  • Lawmakers are looking for more information about Operation Shady Rat — the cyber attack that targeted more than 70 government organizations and companies in 14 countries. Security firm McAfee identified the attack and, now, Rep. Mary Bono Mack (R-Calif.) wants a briefing. The Hill reports that she wants to know — among other things — whether public disclosure would help or hurt efforts to combat cybercrime. Bono Mack is the sponsor of the SAFE Data Act, which would require companies to notify consumers if their personal information is breached. (The Hill)
  • The Centers for Medicare and Medicaid Services is planning an outsourced, virtual data center, NextGov reports.

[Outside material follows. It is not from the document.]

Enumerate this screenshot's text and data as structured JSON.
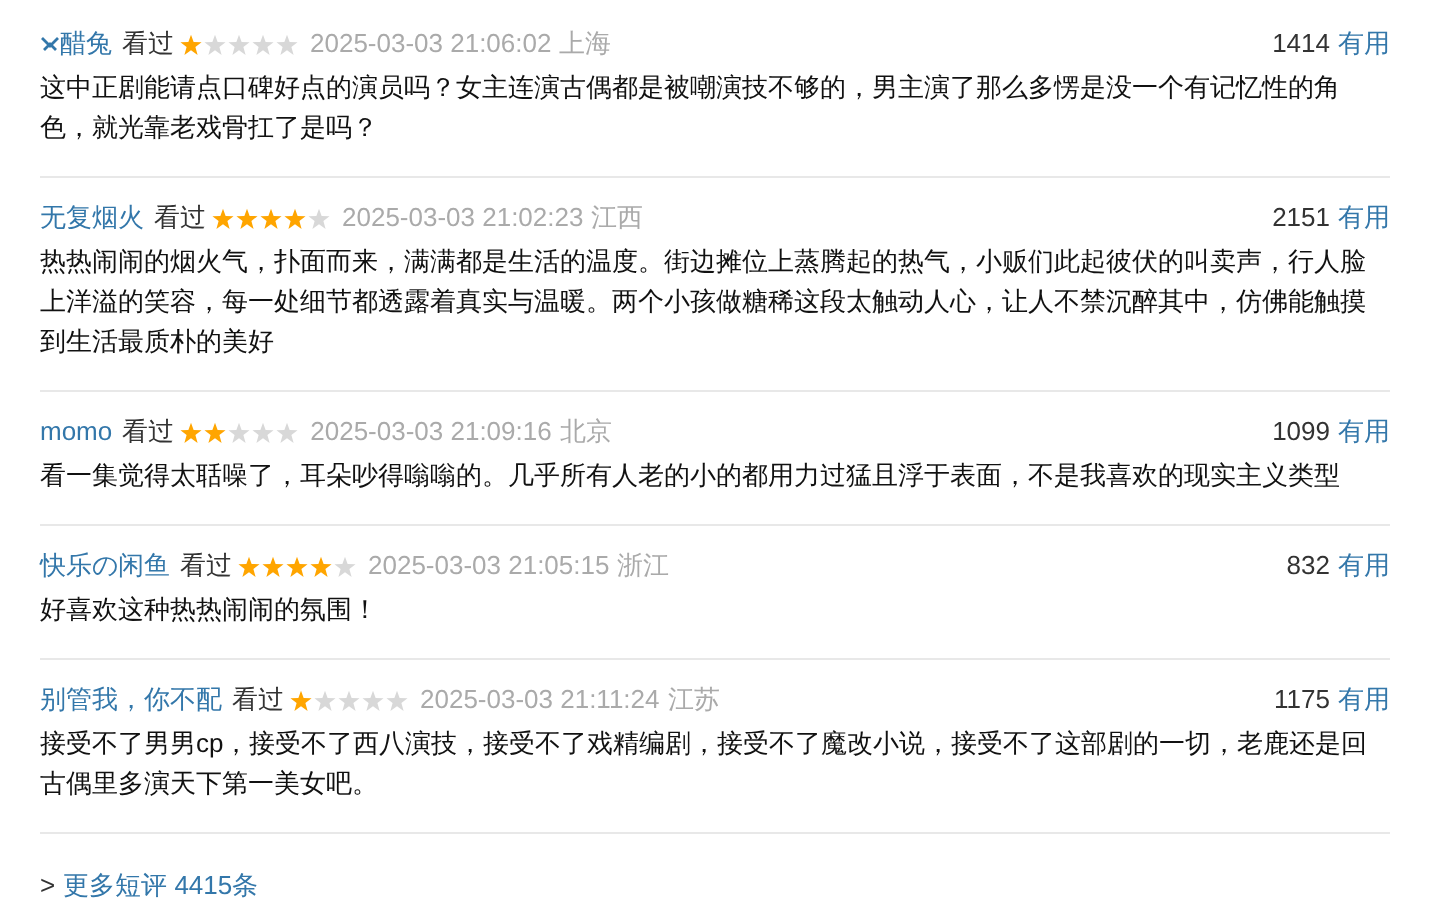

Pre-solicitation notices in FedBizOpps call for a 10-year project under which contractors would build, host and manage the data center. CMS will hold an August 26 webinar to explain what it’s up to. Virtualizing data centers is a way to operate them on fewer servers using less space and electricity, and when they’re virtualized, data centers are easier to consolidate. The Office of Management and Budget has ordered federal agencies to reduce the number of data centers they operate. (NextGov)
  • House Minority Leader Nancy Pelosi has chosen three House members to round out the 12-member super committee called for in the debt ceiling compromise bill. The three additional members are James Clyburn of South Carolina, Xavier Becerra of California and Chris Van Hollen of Maryland. The committee now has six senators and six representatives, divided equally between the two parties. It has until Nov. 23 to propose $1.5 trillion in savings over 10 years. If committee members can’t agree, automatic across-the-board agency cuts kick in under a process known as sequestration. (Federal News Radio)

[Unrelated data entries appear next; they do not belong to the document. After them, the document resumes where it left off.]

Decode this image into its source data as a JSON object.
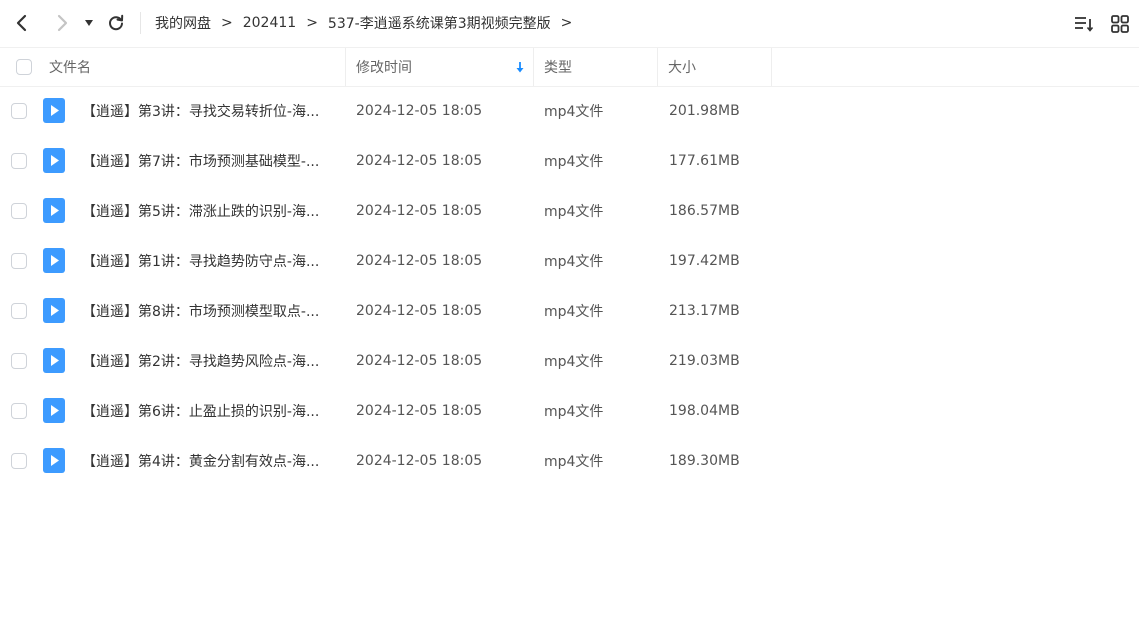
{
  "breadcrumb": {
    "items": [
      "我的网盘",
      "202411",
      "537-李逍遥系统课第3期视频完整版"
    ],
    "separator": ">"
  },
  "columns": {
    "name": "文件名",
    "modified": "修改时间",
    "type": "类型",
    "size": "大小"
  },
  "accent_color": "#1a8cff",
  "file_icon_color": "#3d9bff",
  "files": [
    {
      "name": "【逍遥】第3讲：寻找交易转折位-海...",
      "modified": "2024-12-05 18:05",
      "type": "mp4文件",
      "size": "201.98MB"
    },
    {
      "name": "【逍遥】第7讲：市场预测基础模型-...",
      "modified": "2024-12-05 18:05",
      "type": "mp4文件",
      "size": "177.61MB"
    },
    {
      "name": "【逍遥】第5讲：滞涨止跌的识别-海...",
      "modified": "2024-12-05 18:05",
      "type": "mp4文件",
      "size": "186.57MB"
    },
    {
      "name": "【逍遥】第1讲：寻找趋势防守点-海...",
      "modified": "2024-12-05 18:05",
      "type": "mp4文件",
      "size": "197.42MB"
    },
    {
      "name": "【逍遥】第8讲：市场预测模型取点-...",
      "modified": "2024-12-05 18:05",
      "type": "mp4文件",
      "size": "213.17MB"
    },
    {
      "name": "【逍遥】第2讲：寻找趋势风险点-海...",
      "modified": "2024-12-05 18:05",
      "type": "mp4文件",
      "size": "219.03MB"
    },
    {
      "name": "【逍遥】第6讲：止盈止损的识别-海...",
      "modified": "2024-12-05 18:05",
      "type": "mp4文件",
      "size": "198.04MB"
    },
    {
      "name": "【逍遥】第4讲：黄金分割有效点-海...",
      "modified": "2024-12-05 18:05",
      "type": "mp4文件",
      "size": "189.30MB"
    }
  ]
}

  • Technology contractor, 2020 Co. LLC, has won a series of task orders with the Centers for Disease Control and Prevention with a combined value worth some $32 million, Washington Technology reports. The firm was awarded under the CDC Information Management Services contract. 2020 will provide public health research, data analysis, systems operations and maintenance, and IT support. (Washington Technology)
  • Apple’s OS 10 operating system has long enjoyed the reputation of having fewer cybersecurity weaknesses than Microsoft Windows. But that reputation may be undeserved. At the recent Black Hat cyber conference, a proof-of-concept demonstration exposed many security holes in OS 10, according to a posting on InfoWorld. The blogosphere was also set abuzz when an anonymous blogger at InfoWorld claimed Microsoft does a better job than Apple of protecting its customers, and that Windows 7 has fewer security holes than OS Ten. But, the writer discloses, he’s a senior security architect for Microsoft. (InfoWorld)
  • A new world class hotel has opened in Bethesda. Injured war veterans joined military leaders to cut the ribbon at the Wounded Warrior Barracks at the Bethesda Naval Medical Center. Admiral Matt Nathan, commander of the National Naval Medical Center, called the new barracks world-class hotelling for the wounded. Patients from the Walter Reed Army Medical Center in Washington will move to the new facilities over the next two weeks. The residential suites are specially equipped for those in wheelchairs or who have prosthetics. They also have queen-size beds, flat-screen TVs, online computers and kitchens. (Federal News Radio)